Denim, PVC, yarn, binding posts
“Why is it that an industry aimed at women, buoyed by female dollars is still run by men?” 85% of Parson’s graduating fashion students are female and yet when you look at leading womenswear brands only 14% are run by a female CEO. They are usually filled in entry-level jobs and when they work their way to the top the gender balance shifts.
This pink denim garment with a grey knit piece reflects the “pink collar” jobs that are usually considered “women’s work”. The exaggeration of the men’s collared shirt echoes the gender inequality in the fashion industry and the PVC acts as the invisible barrier that women have to face when trying to reach top-level positions.
Knit, corded drawstring, drawstring stopper, elastic
A garment inspired by my bicultural identity as a Chinese Australian.
Quilted fabric, neoprene, taffeta, fabric scraps
An adjustable, zero-waste jacket which addresses the issues of textile waste in the fashion industry including consumers. The average American buys 64 new pieces of clothing each year and also throws away 80 pounds of clothing. 85% of this clothing is not recycled and wasted and sent to the landfill. ZRO is a jacket that can be adjusted in multiple ways according to personal style or temperature by tying the white fabric strips together. As an alternative for down feathers or stuffing, the jacket is entirely filled with fabric scraps thus eliminating the amount of waste being sent to the of landfill.
DAVID X TSENG
Collaboration with Mathis Ekkebus
Organza, neoprene, Hanes underwear, yarn, cardboard

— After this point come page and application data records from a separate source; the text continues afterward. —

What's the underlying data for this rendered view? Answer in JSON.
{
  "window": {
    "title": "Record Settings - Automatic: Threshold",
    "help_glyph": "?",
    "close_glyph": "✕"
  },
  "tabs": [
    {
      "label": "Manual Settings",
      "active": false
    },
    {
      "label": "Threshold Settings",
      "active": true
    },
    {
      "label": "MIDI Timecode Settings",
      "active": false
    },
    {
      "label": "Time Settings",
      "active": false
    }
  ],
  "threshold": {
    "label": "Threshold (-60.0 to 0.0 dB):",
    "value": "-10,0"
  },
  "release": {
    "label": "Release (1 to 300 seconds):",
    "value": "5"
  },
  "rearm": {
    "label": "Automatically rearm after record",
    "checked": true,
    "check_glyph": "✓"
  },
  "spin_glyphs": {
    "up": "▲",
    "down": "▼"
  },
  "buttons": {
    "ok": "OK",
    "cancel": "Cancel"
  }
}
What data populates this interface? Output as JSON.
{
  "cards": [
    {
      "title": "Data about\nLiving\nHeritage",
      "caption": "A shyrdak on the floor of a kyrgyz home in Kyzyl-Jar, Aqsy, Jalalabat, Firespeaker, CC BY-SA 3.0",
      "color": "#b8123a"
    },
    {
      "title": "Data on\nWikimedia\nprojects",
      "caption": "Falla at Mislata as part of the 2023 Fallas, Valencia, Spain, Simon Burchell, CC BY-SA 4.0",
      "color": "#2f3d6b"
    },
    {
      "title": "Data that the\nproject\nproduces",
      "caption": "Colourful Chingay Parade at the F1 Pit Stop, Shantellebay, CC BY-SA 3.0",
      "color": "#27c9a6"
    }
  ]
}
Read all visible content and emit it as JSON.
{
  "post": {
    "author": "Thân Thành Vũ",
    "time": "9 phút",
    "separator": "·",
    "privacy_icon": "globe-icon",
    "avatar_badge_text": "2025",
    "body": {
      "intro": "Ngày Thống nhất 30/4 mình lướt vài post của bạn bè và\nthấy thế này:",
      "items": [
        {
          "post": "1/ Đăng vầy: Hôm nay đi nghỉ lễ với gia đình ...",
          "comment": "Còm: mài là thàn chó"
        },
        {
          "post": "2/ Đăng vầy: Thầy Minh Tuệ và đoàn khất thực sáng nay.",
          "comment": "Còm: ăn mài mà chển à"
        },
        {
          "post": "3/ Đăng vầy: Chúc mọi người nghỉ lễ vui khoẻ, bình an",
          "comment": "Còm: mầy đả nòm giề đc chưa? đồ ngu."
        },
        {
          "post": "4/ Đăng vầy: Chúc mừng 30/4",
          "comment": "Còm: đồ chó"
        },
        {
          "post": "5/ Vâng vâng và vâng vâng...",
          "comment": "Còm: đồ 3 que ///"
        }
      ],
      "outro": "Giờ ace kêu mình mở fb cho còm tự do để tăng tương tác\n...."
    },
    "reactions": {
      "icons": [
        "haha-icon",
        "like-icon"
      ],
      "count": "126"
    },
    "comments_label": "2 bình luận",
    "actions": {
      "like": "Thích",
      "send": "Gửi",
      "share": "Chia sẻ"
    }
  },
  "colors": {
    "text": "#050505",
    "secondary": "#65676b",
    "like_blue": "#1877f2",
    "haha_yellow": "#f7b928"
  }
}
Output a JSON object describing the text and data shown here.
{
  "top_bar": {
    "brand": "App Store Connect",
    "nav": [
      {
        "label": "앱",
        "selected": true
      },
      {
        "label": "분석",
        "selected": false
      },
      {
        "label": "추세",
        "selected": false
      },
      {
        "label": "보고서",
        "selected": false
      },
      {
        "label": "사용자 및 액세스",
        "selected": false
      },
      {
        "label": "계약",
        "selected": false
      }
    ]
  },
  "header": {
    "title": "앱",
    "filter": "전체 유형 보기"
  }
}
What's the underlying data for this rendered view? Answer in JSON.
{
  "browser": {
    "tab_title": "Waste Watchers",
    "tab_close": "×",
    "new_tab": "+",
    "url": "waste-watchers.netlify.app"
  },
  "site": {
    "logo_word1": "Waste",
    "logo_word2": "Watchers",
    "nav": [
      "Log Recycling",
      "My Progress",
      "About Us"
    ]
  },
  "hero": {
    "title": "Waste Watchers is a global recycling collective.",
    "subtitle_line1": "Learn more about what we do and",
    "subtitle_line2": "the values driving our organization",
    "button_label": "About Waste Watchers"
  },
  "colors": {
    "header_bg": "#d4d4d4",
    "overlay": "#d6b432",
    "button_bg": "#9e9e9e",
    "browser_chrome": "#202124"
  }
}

Inspired by two Club 57 artists, David Wojnarowicz and Tseng Kwong Chi who both tragically died of an AIDS infection. The garment pays homage to both artists work; combining the influence of the communist suit silhouette featured in Tseng's work with the red yarn prominent in Wojanarowicz's work. The use of repurposed men's underwear that constructs the bodysuit and the colour red echoes the themes of sexuality and the AIDS epidemic in the 1980's that were paramount factors in each artist's lives.
Organza and frogging
A textile installation exploring the constrictions the Chinese government places on Chinese people through internet censorship thus eliminating their freedom of speech. In China, the internet is heavily censored especially from Western media. Websites and apps like Facebook, Instagram, Twitter, Google and many more are blocked in China allowing the government to control the Chinese people through their own websites and apps such as Wechat and Weibo in which they govern and are able to track people's use and private information. Accessing the blocked sites require a VPN. Searching blacklisted keywords in Chinese search engines such as 'human rights', 'democracy', 'freedom of speech' and 'Tiananmen Square Protests of 1989' yield little to no results.
Chinese Laundry is installed on the balcony of my auntie's apartment in China emphasising the power the Chinese government has over it's people even in the privacy of their own home. Although I am of Chinese descent however I was raised in Australia and I did not know much about the politics of China and would always associate the country as a place of where I'm from and a place full of shopping. After my own questioning of the reasoning of internet censorship in China as I would always have to download a VPN before I came, I discovered the harsh reality of the constricting environment China was and still is.
Neoprene, mesh, ribbing
Neoprene, pleather, quilted fabric, polypropylene, snap buckles, velcro, cardboard, boning, 3D printed nuts and bolts
A wearable textile art inspired by futuristic architecture, geometrics and pattern-makers Shingo Sato and Tomoko Nakamachi.
Scuba, pleather, pleated satin, mesh, ponte, yarn
A three-piece formal wear garment inspired by the organic shadows and silhouettes of smoke and trees.